▶ **PROBLEM STATEMENT**:
Retype the entries below exactly, and keep every picture out of your version.

※

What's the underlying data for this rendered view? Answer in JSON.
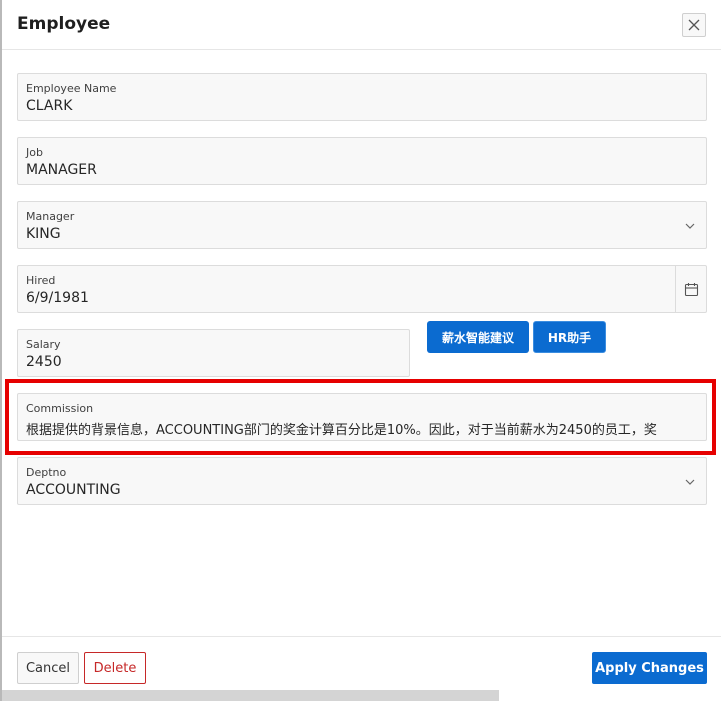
{
  "dialog": {
    "title": "Employee",
    "close_icon": "close-icon"
  },
  "fields": {
    "ename": {
      "label": "Employee Name",
      "value": "CLARK"
    },
    "job": {
      "label": "Job",
      "value": "MANAGER"
    },
    "mgr": {
      "label": "Manager",
      "value": "KING",
      "icon": "chevron-down-icon"
    },
    "hired": {
      "label": "Hired",
      "value": "6/9/1981",
      "icon": "calendar-icon"
    },
    "salary": {
      "label": "Salary",
      "value": "2450"
    },
    "comm": {
      "label": "Commission",
      "value": "根据提供的背景信息，ACCOUNTING部门的奖金计算百分比是10%。因此，对于当前薪水为2450的员工，奖"
    },
    "deptno": {
      "label": "Deptno",
      "value": "ACCOUNTING",
      "icon": "chevron-down-icon"
    }
  },
  "actions": {
    "salary_suggest": "薪水智能建议",
    "hr_assistant": "HR助手",
    "cancel": "Cancel",
    "delete": "Delete",
    "apply": "Apply Changes"
  },
  "colors": {
    "primary": "#0b6bd0",
    "danger": "#c62828",
    "highlight": "#e60000"
  }
}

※

▶ **SOLVED EXERCISE**:
What's the underlying data for this rendered view? Answer in JSON.
{
  "dialog": {
    "title": "Employee",
    "close_icon": "close-icon"
  },
  "fields": {
    "ename": {
      "label": "Employee Name",
      "value": "CLARK"
    },
    "job": {
      "label": "Job",
      "value": "MANAGER"
    },
    "mgr": {
      "label": "Manager",
      "value": "KING",
      "icon": "chevron-down-icon"
    },
    "hired": {
      "label": "Hired",
      "value": "6/9/1981",
      "icon": "calendar-icon"
    },
    "salary": {
      "label": "Salary",
      "value": "2450"
    },
    "comm": {
      "label": "Commission",
      "value": "根据提供的背景信息，ACCOUNTING部门的奖金计算百分比是10%。因此，对于当前薪水为2450的员工，奖"
    },
    "deptno": {
      "label": "Deptno",
      "value": "ACCOUNTING",
      "icon": "chevron-down-icon"
    }
  },
  "actions": {
    "salary_suggest": "薪水智能建议",
    "hr_assistant": "HR助手",
    "cancel": "Cancel",
    "delete": "Delete",
    "apply": "Apply Changes"
  },
  "colors": {
    "primary": "#0b6bd0",
    "danger": "#c62828",
    "highlight": "#e60000"
  }
}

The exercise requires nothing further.